Soil scientist Rattan Lal, one of The Ohio State University’s most decorated faculty researchers, will address the university’s summer graduates. Approximately 1,500 degrees will be awarded at the summer commencement ceremony, which begins at 2 p.m. Sunday, Aug. 4., at the Jerome Schottenstein Center.
Congratulations to Dr. Suzanne Gray, who was elected to serve as President-Elect for the Ohio Chapter of the American Fisheries Society at this year’s Annual joint meeting of the Ohio Aquaculture Association and the Ohio Chapter of the American Fisheries Society, held on 26–27 January 2018 at the Quest Conference Center in Columbus, Ohio. The mission of the Ohio Chapter of the American Fisheries Society is "to promote conservation of fisheries and aquatic resources by providing information, professional services, and opportunities for aquatic stewardship to Ohio’s fisheries professionals, educators, students, and conservationists."
Professor Emeritus Joe Donnermeyer received the Lifetime Achievement Award from the Division of Critical Criminology and Social Justice at the annual meeting of the American Society of Criminology (ASC) in Philadelphia on November 16. The Division is the largest in ASC, with over 800 members.
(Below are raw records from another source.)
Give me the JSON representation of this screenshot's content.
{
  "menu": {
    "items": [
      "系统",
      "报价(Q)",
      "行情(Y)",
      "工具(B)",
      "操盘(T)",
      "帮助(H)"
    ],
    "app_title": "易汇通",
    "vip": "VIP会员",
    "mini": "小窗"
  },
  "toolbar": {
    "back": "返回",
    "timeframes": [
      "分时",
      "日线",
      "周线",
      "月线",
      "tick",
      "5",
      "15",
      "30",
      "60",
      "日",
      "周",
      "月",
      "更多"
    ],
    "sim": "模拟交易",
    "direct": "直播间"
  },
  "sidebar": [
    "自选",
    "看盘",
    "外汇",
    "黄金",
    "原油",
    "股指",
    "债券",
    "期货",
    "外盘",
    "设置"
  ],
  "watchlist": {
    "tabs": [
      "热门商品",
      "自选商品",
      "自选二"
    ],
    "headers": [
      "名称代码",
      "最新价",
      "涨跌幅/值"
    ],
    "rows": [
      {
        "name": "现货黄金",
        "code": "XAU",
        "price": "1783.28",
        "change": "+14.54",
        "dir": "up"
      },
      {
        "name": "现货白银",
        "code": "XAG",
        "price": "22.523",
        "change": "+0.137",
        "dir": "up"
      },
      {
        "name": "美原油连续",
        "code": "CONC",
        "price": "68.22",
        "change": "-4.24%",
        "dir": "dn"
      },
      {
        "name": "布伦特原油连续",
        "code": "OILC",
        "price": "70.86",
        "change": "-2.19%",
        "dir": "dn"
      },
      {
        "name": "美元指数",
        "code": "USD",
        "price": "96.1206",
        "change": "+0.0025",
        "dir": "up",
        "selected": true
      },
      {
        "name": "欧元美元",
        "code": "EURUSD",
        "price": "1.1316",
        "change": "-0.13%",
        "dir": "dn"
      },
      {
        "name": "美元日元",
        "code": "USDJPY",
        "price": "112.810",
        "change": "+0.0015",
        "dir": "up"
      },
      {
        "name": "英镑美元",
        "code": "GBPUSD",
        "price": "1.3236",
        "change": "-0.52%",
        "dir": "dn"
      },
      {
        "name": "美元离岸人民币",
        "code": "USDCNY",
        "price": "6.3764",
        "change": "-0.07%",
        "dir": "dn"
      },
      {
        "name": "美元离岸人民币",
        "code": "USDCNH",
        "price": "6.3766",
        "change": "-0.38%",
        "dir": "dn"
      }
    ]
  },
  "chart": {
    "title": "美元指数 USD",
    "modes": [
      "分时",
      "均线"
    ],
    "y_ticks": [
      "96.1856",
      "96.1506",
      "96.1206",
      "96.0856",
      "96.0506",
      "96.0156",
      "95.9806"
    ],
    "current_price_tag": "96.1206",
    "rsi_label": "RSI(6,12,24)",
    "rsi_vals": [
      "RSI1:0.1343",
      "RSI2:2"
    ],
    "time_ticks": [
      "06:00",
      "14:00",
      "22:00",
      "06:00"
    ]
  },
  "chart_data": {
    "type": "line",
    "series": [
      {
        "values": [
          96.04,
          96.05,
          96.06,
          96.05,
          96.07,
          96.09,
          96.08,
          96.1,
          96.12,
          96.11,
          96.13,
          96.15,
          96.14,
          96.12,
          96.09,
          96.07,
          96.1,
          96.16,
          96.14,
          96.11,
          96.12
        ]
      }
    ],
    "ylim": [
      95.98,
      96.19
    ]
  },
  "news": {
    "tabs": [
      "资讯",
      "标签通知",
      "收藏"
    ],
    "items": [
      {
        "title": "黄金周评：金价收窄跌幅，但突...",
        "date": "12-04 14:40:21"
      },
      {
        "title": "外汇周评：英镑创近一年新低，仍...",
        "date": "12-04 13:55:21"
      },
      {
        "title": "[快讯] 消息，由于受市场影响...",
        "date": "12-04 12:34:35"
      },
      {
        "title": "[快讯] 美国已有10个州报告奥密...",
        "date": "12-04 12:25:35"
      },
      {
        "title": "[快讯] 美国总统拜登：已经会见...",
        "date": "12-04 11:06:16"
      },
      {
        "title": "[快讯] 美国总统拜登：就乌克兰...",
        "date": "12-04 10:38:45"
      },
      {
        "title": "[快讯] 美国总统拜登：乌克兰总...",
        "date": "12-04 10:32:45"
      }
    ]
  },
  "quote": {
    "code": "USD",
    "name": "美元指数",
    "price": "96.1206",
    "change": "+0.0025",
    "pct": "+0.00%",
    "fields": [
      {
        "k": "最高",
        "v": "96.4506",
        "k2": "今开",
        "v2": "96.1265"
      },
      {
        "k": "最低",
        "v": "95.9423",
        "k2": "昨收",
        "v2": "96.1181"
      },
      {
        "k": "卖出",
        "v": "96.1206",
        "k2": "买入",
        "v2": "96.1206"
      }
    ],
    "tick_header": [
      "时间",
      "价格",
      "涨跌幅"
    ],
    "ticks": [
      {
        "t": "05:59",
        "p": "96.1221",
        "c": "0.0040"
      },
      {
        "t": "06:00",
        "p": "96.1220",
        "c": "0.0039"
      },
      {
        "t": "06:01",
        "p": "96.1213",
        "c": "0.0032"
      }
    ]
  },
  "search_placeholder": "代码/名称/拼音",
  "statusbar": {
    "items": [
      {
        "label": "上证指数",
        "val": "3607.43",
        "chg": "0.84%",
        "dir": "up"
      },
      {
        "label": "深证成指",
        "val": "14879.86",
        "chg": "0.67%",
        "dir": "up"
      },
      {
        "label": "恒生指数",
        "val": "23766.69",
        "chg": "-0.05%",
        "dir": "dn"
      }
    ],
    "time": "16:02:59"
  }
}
The award is presented to a member of the Division for “sustained and distinguished scholarship, teaching and service in the field of Critical Criminology.”
Shoshanah Inwood, assistant professor in the School of Environment and Natural Resources is part of a multi-state team selected to receive funding through the Northeast Regional Center for Rural Development's “Impacts of Successful Extension and Outreach Programs” awards program. The project, “Developing a Coordinated Community Risk Management Approach to Heath and Health Insurance among Farm Enterprises” will help enable farm individuals and partnerships to take the lead in focusing on farming viability through a coordinated community risk management approach to health and health insurance for the farming enterprise. Virginia Brown (PI), University of Maryland Extension and Maria Pippidis (Co-PI), University of Delaware Cooperative Extension are collaborators on the project. Read the full story on funded projects here.
An Ohio State University researcher is part of a new $750,000 project to determine whether conservation incentives provided by the federal Great Lakes Restoration Initiative(GLRI) are meeting one of their goals: to get more farmers to adopt measures that preserve water quality.
Robyn Wilson, associate professor of risk analysis and decision science in Ohio State’s School of Environment and Natural Resources, part of the College of Food, Agricultural, and Environmental Sciences (CFAES), will co-lead the project’s social component along with Stephen Gasteyer of Michigan State University.
The overall leader of the two-year project, called Researching Effectiveness of Agricultural Programs, or REAP, is the binational Great Lakes Commission (GLC) based in Ann Arbor, Michigan.